§ **INSTRUCTIONS TO FOLLOW**
From the entries, copy each line that includes "JSON".

*** Opening INPUT MATERIAL ***

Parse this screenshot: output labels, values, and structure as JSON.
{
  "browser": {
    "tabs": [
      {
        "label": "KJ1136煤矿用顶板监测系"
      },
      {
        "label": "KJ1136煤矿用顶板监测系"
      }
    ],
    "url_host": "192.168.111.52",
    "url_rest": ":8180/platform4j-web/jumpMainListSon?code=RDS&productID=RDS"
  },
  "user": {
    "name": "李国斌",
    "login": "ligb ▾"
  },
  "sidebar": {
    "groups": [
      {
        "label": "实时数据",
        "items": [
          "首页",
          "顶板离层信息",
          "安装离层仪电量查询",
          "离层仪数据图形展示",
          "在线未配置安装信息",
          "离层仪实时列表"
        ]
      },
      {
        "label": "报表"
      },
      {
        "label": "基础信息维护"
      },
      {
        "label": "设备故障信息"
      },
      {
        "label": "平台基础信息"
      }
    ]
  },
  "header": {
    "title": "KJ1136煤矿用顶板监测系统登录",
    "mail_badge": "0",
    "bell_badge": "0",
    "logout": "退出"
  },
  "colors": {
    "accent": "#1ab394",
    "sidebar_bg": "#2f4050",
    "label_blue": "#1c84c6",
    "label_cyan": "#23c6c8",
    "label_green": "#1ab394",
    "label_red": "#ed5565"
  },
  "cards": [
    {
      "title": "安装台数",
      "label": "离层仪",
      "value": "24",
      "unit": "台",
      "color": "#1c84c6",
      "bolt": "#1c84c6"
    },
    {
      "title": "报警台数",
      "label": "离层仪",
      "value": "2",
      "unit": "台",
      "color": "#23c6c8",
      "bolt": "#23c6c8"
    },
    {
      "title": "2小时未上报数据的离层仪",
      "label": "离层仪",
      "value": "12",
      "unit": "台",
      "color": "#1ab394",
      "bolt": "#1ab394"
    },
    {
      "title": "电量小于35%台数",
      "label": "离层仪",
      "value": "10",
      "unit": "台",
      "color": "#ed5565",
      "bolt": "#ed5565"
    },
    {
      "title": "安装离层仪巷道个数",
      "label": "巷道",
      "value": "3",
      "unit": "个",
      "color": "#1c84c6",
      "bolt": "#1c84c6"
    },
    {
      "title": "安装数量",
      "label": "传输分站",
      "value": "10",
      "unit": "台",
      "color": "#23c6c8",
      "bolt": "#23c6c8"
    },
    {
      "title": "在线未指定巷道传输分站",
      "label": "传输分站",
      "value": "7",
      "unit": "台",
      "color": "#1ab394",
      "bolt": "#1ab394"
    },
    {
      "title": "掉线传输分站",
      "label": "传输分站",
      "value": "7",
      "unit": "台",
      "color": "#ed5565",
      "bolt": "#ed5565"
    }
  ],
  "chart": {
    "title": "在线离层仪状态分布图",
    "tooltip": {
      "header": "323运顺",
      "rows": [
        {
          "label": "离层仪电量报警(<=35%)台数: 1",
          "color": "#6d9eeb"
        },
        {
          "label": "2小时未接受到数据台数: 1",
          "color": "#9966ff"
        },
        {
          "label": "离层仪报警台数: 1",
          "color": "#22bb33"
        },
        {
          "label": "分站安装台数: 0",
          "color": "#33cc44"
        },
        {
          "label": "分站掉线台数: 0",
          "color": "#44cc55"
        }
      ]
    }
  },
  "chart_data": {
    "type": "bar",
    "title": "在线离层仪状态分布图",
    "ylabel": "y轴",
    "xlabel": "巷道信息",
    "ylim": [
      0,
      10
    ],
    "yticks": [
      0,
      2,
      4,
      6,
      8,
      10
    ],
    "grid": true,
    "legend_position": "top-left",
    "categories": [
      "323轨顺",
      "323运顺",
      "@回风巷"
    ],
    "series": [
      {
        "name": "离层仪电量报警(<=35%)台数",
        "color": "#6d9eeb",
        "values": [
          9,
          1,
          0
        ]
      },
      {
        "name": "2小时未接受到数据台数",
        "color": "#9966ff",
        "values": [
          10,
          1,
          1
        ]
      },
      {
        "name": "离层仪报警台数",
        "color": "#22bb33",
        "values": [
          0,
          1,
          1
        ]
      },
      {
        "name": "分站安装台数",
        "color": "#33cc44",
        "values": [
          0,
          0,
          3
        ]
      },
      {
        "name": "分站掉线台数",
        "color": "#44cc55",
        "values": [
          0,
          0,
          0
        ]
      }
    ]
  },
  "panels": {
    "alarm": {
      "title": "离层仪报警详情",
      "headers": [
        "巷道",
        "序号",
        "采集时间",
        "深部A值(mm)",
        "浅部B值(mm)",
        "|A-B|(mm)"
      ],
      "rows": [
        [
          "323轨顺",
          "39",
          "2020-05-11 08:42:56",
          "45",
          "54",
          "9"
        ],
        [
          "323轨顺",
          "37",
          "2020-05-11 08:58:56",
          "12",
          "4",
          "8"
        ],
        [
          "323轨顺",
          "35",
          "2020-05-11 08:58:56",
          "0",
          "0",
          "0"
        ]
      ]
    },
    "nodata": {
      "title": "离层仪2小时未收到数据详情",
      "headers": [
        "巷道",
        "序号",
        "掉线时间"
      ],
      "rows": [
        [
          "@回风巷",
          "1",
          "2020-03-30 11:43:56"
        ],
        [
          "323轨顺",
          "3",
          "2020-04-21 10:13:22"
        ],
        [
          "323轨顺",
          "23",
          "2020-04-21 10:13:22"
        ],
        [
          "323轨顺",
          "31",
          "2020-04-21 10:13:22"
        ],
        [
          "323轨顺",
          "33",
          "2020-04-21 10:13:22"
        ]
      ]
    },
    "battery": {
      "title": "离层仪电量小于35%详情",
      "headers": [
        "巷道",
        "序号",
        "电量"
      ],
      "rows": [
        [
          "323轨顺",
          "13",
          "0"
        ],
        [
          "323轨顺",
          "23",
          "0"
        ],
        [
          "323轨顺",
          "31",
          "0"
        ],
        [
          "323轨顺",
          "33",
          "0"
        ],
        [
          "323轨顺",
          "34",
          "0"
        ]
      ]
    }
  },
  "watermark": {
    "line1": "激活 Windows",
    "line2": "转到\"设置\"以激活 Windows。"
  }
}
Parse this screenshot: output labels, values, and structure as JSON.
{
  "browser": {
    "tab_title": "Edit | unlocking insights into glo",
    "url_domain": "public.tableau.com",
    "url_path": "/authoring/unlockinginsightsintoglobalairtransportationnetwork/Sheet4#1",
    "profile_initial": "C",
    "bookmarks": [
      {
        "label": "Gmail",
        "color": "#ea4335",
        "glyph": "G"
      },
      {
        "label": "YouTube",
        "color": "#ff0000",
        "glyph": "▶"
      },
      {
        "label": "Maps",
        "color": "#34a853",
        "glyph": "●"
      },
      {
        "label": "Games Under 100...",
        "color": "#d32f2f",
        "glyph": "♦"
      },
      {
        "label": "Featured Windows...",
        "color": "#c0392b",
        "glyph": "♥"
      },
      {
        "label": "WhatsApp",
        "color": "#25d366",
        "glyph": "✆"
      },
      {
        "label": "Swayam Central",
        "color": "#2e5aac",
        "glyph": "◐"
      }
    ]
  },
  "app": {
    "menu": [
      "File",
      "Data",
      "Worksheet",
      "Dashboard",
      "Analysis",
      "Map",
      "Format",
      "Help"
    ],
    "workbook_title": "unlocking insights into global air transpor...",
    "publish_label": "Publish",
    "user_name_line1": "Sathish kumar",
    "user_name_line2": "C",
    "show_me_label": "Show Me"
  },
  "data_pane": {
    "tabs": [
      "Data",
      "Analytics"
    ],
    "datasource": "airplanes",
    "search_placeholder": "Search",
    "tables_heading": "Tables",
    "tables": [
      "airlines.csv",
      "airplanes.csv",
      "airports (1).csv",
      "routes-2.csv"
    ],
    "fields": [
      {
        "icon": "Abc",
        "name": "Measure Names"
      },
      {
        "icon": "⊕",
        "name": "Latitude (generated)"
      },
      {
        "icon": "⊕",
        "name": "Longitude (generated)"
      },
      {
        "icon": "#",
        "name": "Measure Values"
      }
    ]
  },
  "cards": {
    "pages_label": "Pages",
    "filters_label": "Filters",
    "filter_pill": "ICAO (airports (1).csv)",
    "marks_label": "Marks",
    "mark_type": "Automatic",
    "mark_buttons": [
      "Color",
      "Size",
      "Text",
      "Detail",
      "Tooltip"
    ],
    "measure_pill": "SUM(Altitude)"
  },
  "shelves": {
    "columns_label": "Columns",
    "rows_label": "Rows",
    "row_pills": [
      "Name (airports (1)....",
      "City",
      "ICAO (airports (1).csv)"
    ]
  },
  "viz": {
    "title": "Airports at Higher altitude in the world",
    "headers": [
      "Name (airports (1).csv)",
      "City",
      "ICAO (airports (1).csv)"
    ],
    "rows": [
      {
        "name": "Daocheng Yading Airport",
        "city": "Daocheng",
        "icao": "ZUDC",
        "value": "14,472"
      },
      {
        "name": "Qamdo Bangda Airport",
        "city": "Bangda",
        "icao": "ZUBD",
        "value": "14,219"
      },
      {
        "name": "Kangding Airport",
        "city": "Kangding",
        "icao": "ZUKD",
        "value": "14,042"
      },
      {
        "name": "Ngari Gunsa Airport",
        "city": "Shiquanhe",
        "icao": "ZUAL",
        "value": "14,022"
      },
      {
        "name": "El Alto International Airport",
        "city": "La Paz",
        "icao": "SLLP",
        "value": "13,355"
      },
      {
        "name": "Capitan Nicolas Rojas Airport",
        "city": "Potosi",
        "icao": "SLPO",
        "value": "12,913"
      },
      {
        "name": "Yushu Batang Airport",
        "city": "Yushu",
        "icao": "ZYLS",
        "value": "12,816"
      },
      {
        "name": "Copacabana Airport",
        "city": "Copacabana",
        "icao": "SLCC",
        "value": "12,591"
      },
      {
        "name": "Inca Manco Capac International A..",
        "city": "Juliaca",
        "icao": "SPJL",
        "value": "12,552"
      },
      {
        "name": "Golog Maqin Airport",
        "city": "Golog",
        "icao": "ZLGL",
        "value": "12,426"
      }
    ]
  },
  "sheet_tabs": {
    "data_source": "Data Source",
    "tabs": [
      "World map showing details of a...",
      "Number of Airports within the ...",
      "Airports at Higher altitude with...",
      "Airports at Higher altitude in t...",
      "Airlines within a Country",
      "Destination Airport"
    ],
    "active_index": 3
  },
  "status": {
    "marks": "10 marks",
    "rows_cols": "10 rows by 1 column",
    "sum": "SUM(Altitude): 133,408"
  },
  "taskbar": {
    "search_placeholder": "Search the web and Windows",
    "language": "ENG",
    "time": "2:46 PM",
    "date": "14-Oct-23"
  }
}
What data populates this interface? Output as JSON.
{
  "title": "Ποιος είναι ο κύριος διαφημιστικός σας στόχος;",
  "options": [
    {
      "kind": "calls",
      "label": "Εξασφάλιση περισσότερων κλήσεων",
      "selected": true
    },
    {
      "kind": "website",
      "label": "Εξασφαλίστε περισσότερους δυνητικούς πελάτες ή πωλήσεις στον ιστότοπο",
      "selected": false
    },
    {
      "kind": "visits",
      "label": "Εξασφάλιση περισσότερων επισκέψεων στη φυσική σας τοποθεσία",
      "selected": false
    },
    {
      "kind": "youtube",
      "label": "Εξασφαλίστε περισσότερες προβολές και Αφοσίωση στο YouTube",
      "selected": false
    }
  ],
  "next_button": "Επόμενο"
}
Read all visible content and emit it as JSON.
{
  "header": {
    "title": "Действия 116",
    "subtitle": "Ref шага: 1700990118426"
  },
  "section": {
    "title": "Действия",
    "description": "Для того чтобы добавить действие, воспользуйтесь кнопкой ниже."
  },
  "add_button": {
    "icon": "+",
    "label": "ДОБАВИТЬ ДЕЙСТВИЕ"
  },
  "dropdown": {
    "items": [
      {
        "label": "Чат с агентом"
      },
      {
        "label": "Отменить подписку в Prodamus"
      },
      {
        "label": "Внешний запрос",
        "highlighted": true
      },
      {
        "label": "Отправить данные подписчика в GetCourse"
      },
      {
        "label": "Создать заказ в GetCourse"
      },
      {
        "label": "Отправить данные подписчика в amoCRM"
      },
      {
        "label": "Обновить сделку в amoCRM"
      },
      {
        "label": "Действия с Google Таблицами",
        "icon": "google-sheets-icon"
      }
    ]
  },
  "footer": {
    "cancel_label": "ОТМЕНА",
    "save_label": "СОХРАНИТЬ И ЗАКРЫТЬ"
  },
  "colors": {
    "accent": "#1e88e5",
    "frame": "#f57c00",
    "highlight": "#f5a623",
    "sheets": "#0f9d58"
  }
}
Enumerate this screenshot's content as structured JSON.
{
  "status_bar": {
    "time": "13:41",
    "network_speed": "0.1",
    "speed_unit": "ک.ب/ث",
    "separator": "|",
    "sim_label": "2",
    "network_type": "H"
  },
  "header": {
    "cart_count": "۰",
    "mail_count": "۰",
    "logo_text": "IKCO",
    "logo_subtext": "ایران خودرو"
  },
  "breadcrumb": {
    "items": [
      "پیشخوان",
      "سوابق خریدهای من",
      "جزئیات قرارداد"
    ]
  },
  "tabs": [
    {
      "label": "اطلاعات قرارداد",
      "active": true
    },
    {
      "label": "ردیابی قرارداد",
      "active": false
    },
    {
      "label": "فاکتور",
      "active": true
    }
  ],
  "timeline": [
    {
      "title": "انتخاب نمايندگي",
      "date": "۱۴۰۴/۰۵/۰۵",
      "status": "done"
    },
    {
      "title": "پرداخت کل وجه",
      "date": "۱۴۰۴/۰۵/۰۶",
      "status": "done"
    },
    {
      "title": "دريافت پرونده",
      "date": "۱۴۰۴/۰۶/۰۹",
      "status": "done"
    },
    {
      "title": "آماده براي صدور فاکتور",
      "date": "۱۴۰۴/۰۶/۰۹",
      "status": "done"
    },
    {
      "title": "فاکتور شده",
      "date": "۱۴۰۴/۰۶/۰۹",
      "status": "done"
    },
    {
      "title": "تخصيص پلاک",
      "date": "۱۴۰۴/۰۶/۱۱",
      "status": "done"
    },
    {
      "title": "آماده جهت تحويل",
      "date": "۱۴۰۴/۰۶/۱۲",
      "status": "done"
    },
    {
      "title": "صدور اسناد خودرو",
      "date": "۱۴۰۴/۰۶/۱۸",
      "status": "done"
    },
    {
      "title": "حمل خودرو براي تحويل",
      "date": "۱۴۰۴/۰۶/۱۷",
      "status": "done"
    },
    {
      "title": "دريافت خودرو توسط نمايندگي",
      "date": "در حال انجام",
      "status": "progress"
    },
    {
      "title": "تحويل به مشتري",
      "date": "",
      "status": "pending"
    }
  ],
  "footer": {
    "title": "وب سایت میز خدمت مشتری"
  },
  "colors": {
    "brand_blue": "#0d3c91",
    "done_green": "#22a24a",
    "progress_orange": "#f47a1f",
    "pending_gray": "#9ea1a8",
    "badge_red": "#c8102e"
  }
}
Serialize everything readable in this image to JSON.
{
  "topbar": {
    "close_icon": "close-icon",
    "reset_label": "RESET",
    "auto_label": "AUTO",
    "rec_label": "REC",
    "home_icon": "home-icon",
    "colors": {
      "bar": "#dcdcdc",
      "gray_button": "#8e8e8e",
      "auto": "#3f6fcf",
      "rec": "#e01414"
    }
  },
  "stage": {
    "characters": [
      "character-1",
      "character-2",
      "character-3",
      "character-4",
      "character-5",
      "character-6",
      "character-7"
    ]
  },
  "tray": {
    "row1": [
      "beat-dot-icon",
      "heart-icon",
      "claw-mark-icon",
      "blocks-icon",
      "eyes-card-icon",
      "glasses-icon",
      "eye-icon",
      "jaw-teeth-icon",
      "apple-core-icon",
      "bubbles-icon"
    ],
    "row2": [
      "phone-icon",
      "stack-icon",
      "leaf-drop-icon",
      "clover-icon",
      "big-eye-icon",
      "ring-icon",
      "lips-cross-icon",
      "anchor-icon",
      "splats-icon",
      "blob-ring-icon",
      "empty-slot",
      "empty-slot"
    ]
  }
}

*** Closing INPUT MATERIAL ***

§ **YOUR SOLUTION**
Parse this screenshot: output labels, values, and structure as JSON.
Parse this screenshot: output labels, values, and structure as JSON.
What data populates this interface? Output as JSON.
Read all visible content and emit it as JSON.
Enumerate this screenshot's content as structured JSON.
Serialize everything readable in this image to JSON.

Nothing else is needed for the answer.